The panama paper-chase widens
So far, there has been a broad uniformity of outlook between many of the papers on the Panama story. Today, however, that quasi-unanimity breaks down. The Mail, for example, throws Cameron a life-line: “Enough of this madness” – adding “For many, inheritance tax is itself immoral”. It calls on Cameron to make the case for parents’ right to pass wealth on to children – which apparently he intends to do, according to the Telegraph.
The Mirror, by contrast, raises a new issue. When Cameron cashed his £30,000 stake in his father’s company Blairmore Holdings in 2010, it emerges that he also cashed in other shares worth £72,000. He has made no statement regarding those shares, and Downing Street insists that he won’t. “Do you want to see his bank statements when he was eighteen?” they ask.
The Guardian fingers Edward Troup, Head of HMRC. They say that previously his law firm acted for Blairmore, Cameron Senior’s investment fund, and ask whether there might be a conflict of interests, since HMRC will lead the investigation into the Panama papers.
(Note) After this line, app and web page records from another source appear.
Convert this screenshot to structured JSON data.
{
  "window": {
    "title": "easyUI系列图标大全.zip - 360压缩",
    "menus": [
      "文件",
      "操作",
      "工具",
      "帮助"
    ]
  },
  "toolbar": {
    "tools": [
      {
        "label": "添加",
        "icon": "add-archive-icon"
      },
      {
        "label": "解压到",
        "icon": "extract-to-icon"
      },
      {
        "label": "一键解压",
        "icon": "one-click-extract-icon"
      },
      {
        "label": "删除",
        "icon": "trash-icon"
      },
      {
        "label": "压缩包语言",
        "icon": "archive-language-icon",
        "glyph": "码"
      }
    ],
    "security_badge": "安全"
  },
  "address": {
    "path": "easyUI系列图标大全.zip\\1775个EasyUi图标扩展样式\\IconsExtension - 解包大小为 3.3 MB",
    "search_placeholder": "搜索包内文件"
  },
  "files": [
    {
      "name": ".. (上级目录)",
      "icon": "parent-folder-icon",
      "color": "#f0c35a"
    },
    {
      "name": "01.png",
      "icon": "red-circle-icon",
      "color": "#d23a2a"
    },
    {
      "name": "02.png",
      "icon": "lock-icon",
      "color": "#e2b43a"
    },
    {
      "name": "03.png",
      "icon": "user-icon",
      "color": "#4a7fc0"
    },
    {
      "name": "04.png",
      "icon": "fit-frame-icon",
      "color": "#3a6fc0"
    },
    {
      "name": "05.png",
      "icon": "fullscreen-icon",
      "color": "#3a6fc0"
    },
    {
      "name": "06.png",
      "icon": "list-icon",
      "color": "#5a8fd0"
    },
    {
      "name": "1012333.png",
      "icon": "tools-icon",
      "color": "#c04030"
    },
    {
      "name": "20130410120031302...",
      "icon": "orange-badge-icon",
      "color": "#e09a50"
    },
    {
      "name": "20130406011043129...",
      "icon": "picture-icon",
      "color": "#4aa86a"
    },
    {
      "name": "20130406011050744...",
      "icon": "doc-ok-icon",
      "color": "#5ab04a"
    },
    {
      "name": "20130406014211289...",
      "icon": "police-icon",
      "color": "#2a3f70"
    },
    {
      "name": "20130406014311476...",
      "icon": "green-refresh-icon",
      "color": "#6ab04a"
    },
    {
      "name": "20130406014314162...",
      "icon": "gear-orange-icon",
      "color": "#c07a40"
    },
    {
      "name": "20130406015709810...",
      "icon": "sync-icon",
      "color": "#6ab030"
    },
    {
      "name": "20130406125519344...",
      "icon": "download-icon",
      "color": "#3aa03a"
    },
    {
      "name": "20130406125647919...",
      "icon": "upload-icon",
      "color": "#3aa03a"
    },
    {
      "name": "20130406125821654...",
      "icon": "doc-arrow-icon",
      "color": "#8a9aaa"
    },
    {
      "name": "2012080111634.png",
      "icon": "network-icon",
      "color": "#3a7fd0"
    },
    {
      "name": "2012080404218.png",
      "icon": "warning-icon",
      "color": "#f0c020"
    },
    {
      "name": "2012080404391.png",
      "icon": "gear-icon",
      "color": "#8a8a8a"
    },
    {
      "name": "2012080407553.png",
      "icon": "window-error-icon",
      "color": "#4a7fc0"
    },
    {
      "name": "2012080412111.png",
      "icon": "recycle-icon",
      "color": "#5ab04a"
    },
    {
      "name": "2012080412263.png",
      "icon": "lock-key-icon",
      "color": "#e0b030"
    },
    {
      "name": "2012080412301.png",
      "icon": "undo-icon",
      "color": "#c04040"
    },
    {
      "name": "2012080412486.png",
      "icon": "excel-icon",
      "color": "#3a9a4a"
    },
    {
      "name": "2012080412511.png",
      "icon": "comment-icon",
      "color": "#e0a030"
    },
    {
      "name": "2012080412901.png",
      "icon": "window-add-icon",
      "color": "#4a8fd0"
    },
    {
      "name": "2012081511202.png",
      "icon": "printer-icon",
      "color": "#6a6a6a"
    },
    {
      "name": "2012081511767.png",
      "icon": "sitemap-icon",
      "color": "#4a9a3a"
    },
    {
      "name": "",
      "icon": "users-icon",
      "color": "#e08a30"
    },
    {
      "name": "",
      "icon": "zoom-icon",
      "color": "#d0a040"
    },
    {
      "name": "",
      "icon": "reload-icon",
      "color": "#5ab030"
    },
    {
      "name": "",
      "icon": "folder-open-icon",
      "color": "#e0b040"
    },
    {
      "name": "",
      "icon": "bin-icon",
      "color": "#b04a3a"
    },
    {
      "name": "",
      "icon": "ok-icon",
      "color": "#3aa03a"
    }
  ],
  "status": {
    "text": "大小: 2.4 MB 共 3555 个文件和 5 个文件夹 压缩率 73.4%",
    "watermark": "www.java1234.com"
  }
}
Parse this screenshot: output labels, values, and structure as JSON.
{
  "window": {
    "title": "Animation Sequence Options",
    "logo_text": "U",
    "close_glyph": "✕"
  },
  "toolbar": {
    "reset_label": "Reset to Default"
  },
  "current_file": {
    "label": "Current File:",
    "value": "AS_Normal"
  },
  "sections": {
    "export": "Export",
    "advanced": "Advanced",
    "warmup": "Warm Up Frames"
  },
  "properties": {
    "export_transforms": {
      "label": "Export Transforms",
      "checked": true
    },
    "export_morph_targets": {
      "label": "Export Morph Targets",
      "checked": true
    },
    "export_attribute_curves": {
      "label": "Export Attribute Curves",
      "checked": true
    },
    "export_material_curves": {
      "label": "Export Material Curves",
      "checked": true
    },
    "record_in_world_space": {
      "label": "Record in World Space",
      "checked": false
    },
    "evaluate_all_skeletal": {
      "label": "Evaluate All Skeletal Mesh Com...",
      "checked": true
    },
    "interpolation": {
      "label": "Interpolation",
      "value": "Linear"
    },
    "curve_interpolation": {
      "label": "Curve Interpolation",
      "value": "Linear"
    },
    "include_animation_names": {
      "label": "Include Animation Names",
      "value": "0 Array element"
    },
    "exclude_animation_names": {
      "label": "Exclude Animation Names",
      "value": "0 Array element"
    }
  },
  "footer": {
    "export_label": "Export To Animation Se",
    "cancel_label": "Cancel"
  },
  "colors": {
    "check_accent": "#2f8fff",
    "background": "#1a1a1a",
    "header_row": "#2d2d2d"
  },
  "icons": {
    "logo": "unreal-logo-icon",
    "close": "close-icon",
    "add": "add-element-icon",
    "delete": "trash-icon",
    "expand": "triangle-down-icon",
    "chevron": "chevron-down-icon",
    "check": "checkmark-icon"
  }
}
The Times broadens the issue to the next obvious victim, George Osborne, who is said to be about to publish his own tax returns. Where does this stop? Will all MPs publish? Will there then be pressure on the Downing Street Cat to follow suit?
New Day Headlines “Truth About Tax”. In the Express, Leo McKinstry makes explicit the link with Brexit: “Why Cameron’s tax crisis makes Brexit more likely”. Let’s hope he’s right.
Meantime in a thoughtful opinion piece in the Times, Tim Montgomerie argues forcefully that the witch-hunt on politicians’ private affairs is not the solution to a lack of trust in politics, and may have the perverse effect of discouraging good people from entering the public arena.
“UK Muslim Ghettoes”
The Mail headlines “Warning on UK Muslim Ghettoes – Nation within a nation developing warns former head of equalities watchdog”.The warning comes from Trevor Phillips, former Head of the Equality and Human Rights Commission, and follows a new survey of British Muslim attitudes which will be the basis of a Channel 4 documentary on Wednesday. Philips says he used to believe that British Muslims would, over time, come to accept Western values, but he now fears that this survey shows otherwise. Young Muslims largely share the views of their parents on social attitudes.
The research shows attitudes to women, family and relationships that are widely at variance with accepted norms in the West. Worryingly, there is also more sympathy with extreme views than most of us would like to think. This story was earlier covered in The Sunday Times. Phillips says that extremist ideas have flourished while politicians claim “only a tiny minority hold dangerous views”, and that an estimated 100,000 British Muslims admit having sympathy with “suicide bombers fighting injustice”.
This of course is not particularly a Brexit Referendum issue. But the story will do nothing to assuage widespread public concern about immigration, which is a key issue in the referendum campaign, especially in the light of the Paris and Brussels bombings.
“EU wants control of your pension”
The Express runs this alarming headline over a story that the Commission has advanced plans for “a social union” which could control member-states’ pensions. It quotes David Campbell Bannerman as say that the Commission is holding back a large volume of contentious legislative proposals until after the British Referendum in June. (As we have repeatedly warned, there is no status quo in the EU – it’s a process that keeps getting worse. A Remain vote is a vote for staying on the Runaway Train. I Tweeted recently that Commissioner Sefcovic, in my hearing, had promised “a tsunami of legislation”).
EU costs: fancy another £50 bn?
The Times reports a decision by the European Court of Justice which strikes down tax rules previously passed in Westminster. This has already required HMRC to return £8bn to companies between 2005 and 2014, and could cost a total of £50 billion in the end. That’s a massive sum – nearly 2½% of UK GDP, and an enormous loss to the Treasury at a time when we’re struggling with a stubborn deficit, and the public are tiring of austerity. Put it another way. If we’re paying £350 million a week to Brussels, that’s nearly three years’ worth of additional contributions.
As the Times helpfully points out, the extra £7.3 billion which HMRC is expected to pay out between 2016 and 2020 would build two more aircraft carriers like HMS Queen Elizabeth.
Aside from the mind-blowing sum, it’s the principle of the thing that is so outrageous. We elect our MPs to Westminster, and one of their key tasks is to vote a Budget. Yet a foreign court with foreign judges is able to over-rule our elected parliament, and declare its decisions contrary to EU law. And we meekly pay up. Time to fight back. The only way is Brexit.
Steel: reprieve for Scunthorpe; Port Talbot still in play
The papers report that a deal with investor Grey Bull may be announced today for Scunthorpe, saving 4000 jobs directly and thousands more in the area dependent on the steel plant. This is wonderful news for Scunthorpe, and we wish them well. Meantime negotiations continue for Tata’s Port Talbot plant, with Sanjeev Gupta’s Liberty House in pole position. However Gupta has said “he could walk away” unless he gets the terms he wants. Reportedly the two key issues are the pension fund, which Gupta is unwilling to take on, and the issue of energy prices. We in UKIP have repeatedly emphasised that energy prices are a key issue behind the decline of British steel-making. The blame attaches both to Brussels for its obsessive over-commitment to expensive and intermittent renewables, and to George Osborne for his gold-plating and his Carbon Price Floor which have made UK energy prices even higher than those on the continent.